I decided to check out three trails from the park, but the first exciting feature of this ride was Midland’s famous Tridge. This walking and cycling bridge, an engineering marvel, crosses the junction between the Chippewa River and the Tittabawassee River. Built in 1981, the Tridge is 8 feet wide with three 180’ sections forming a Y. The trail to the left enters the Chippewa City Park and then upon of the recommendation of a Festival participant, I traveled about one mile to the Whiting Overlook. This mountain in the middle of flat land overlooks several ponds with visiting pelicans. By the time I arrived at 9 a.m., the pelicans were gone but the ride to and from the area went through some scenic wooded marshland and prairie remnant fields.
I rode back to the Chippewa Trail and headed west for 3-1/2 miles to the Chippewa Forest Preserve, a county park with 1568 acres and numerous trails, a nature center, a homestead, kayak/canoe launch, and lots of educational programming. Fall colors in the shrubs along the way made for a beautiful ride. The trail travels through extensive and scenic sections of the preserve. A visit to the Nature Center and the Homestead are well worth the time. In the Nature Center, a room with floor-to-ceiling windows provides an overlook, extending over the Chippewa River. Comfortable couches allow anyone to view the river wildlife and foliage. Exhibits detail natural information and also educate viewers on the offerings of the area and its inhabitants. The homestead area immerses the hiker into the 1870s-era homestead, barn, syrup building, a schoolhouse, and a wigwam. On the return trip back to Midland, signage again offers insights into the land, the animals, and the plant life.
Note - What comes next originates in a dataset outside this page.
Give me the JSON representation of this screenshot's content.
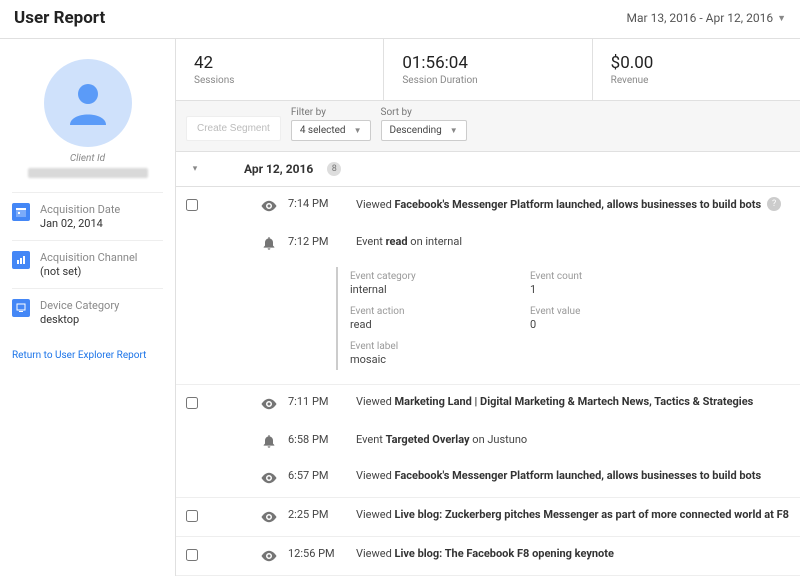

Once more at the Tridge, I decide to take a quick ride on the Pere Marquette Rail Trail on the north side of the Tittabawassee River. (This trail’s namesake has ties to the Dubuque area. Father Jacques Marquette floated down the Mississippi with Louis Jolliet in 1673.) Historically, the trail is named after the Flint and Pere Marquette Railway that ran through here in 1857 as a central Michigan rail connecting Flint, Michigan to Lake Michigan on the west. This 22-mile paved Pere Marquette Rail Trail running from Midland to Clare then becomes the 55-mile Pere Marquette State Trail from Clare to Baldwin, which is primarily crushed stone.
The Pere Marquette Rail Trail detour due to bridge construction takes the rider on the city’s lovely West Main Street with grand older homes. In one-half mile, the detour connects to the main trail and travels northwest for 22 miles to the city of Clare. Unfortunately, I only traveled three miles and then returned due to time limitations, yet it is a scenic section. It passes a couple of city parks that line the Tittabawassee River. The Herbert Dow Memorial Museum, Northwood University, and Dow High School all have access to the trail. The tree-lined trail is busy on this Saturday morning with bikers and runners of all ages.
All in all, the ride-share bike trip was a success. When the rider needs to stop, the rear bike tire can be locked and the bike carries a cable to lock onto bike racks. Opening the app and touching the resume button is easy. At the completion of the ride, riders touch the “end ride” button. The cost of the pay-as-you-go plan is $1 for each half hour, so I had a bill of only $5, inexpensive entertainment for over two hours of activity. For more regular users, Zagster.com also has an option of an annual $20 fee. With this method, all trips under two hours are free and then $1 per hour after that. I recommend utilizing bike sharing programs when a rider has to leave his or her bike at home. The well-marked trail system was easy, beautiful, and varied in woodlands, rivers, and activities. Midland, Michigan, is blessed by such a wonderful amenity and the inexpensive Zagster ride-share system.